aliisaacstoryteller

Reflections on the Pursuit of Knowledge: A Poem

‘Ive not managed to post anything this week, caught up in the pressure of the penultimate week of the semester, and the penultimate essay, a study on the form, language and style of modernist poem, The Waste Land… Read More

Were There Women Poets in Ancient Ireland?

The evidence for women poets in ancient Ireland is fragmentary, to say the least, but it exists. Resistance seems to stem more from modern prejudice concerning gender norms projected onto the past by current scholars and archaeologists, according to feminist archaeology.

Who was the Old Woman of Beare?

The legend of the veiled one Who was the Cailleach Bheara? She appears as a mysterious and shadowy figure hovering around the edges of Irish folklore and myth, yet very little is known about her. The word cailleach has… Read More

The Encounter of Líadain and Cuirithir

Last week, I listened to one of my lecturers read aloud a poem in Old Irish, and I learned a few things: Old Irish is a language which is meant to be listened to. Listening to someone read… Read More

The Friday Fiction with Michael Bolan

I am delighted to introduce Irish author Michael Bolan to you today. Like me, Michael bases his books on Irish myths. Here is an excerpt from his latest book, The Stone Bridge; check it out,  and give the… Read More

The Glade #writephoto

I haven’t taken part in many writing challenges recently. Quite honestly, its all been a bit of a struggle for a while, writing and researching for the blog, keeping up with all your lovely blogs and comments, writing… Read More

Speaking in Tongues of Fire

Today, satire refers to biting, snarky incendiary sarcasm, often humorous, generally aimed at politicians and people of power. But to the ancient Irish, whose society was founded on a code of honour, satire had a much darker, and more practical purpose. To compose a satire against someone was to challenge their authority and call their honour into question. There could be no greater shame.

Irish Words and Symbols of Love

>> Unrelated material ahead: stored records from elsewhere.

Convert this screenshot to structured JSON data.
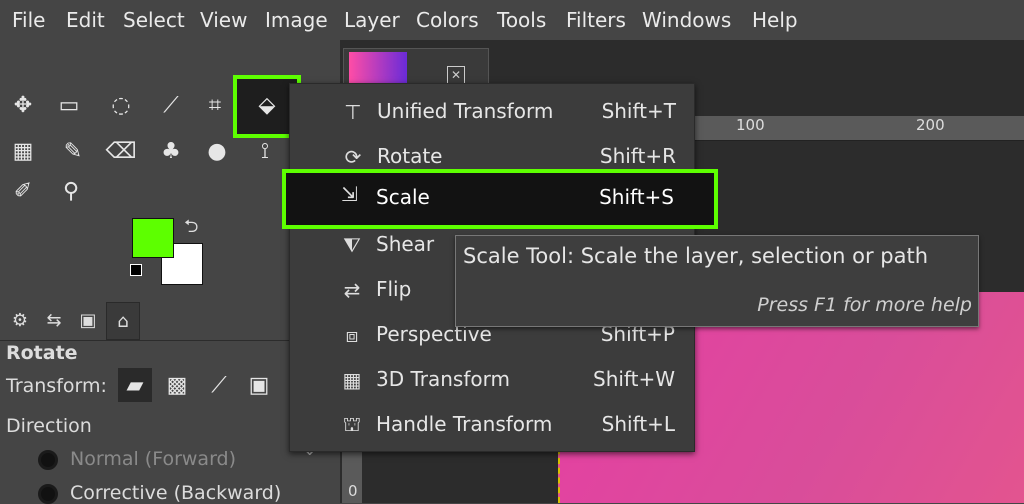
{
  "menubar": {
    "items": [
      "File",
      "Edit",
      "Select",
      "View",
      "Image",
      "Layer",
      "Colors",
      "Tools",
      "Filters",
      "Windows",
      "Help"
    ]
  },
  "toolbox": {
    "icons": [
      "move-icon",
      "rect-select-icon",
      "lasso-icon",
      "fuzzy-select-icon",
      "crop-icon",
      "transform-group-icon",
      "bucket-fill-icon",
      "paintbrush-icon",
      "eraser-icon",
      "clone-icon",
      "dodge-burn-icon",
      "path-icon",
      "color-picker-icon",
      "zoom-icon"
    ],
    "colors": {
      "foreground": "#5dff00",
      "background": "#ffffff"
    }
  },
  "tool_options": {
    "title": "Rotate",
    "transform_label": "Transform:",
    "direction_label": "Direction",
    "radio_options": [
      "Normal (Forward)",
      "Corrective (Backward)"
    ]
  },
  "ruler": {
    "ticks": [
      "100",
      "200"
    ]
  },
  "vruler": {
    "ticks": [
      "0"
    ]
  },
  "transform_menu": {
    "items": [
      {
        "label": "Unified Transform",
        "shortcut": "Shift+T",
        "icon": "unified-transform-icon"
      },
      {
        "label": "Rotate",
        "shortcut": "Shift+R",
        "icon": "rotate-icon"
      },
      {
        "label": "Scale",
        "shortcut": "Shift+S",
        "icon": "scale-icon"
      },
      {
        "label": "Shear",
        "shortcut": "",
        "icon": "shear-icon"
      },
      {
        "label": "Flip",
        "shortcut": "",
        "icon": "flip-icon"
      },
      {
        "label": "Perspective",
        "shortcut": "Shift+P",
        "icon": "perspective-icon"
      },
      {
        "label": "3D Transform",
        "shortcut": "Shift+W",
        "icon": "3d-transform-icon"
      },
      {
        "label": "Handle Transform",
        "shortcut": "Shift+L",
        "icon": "handle-transform-icon"
      }
    ]
  },
  "tooltip": {
    "title": "Scale Tool: Scale the layer, selection or path",
    "help": "Press F1 for more help"
  },
  "accent_color": "#5dff00"
}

“Love wasn’t like it was portrayed in the movies; I understood that now. It wasn’t an ethereal cloud of hearts and flowers and happy-ever-afters. It was a solid gritty living lump with sharp edges plunging around in my… Read More

Goddess of Spring

Happy Imbolc! Today is the first day of Celtic spring, a tradition known in Ireland as Imbolc. This weekend we’ve had snow, we’ve had torrential rain, we’ve had wild winds, and we’ve had fog… it certainly doesn’t feel… Read More

A Poem for Samhain Witches Lament

I wrote this poem for Samhain last year, and decided to re-post it, because it fits with the season so well, and also with the atmosphere of last week’s poem, The Princess on the Hill. They hide the… Read More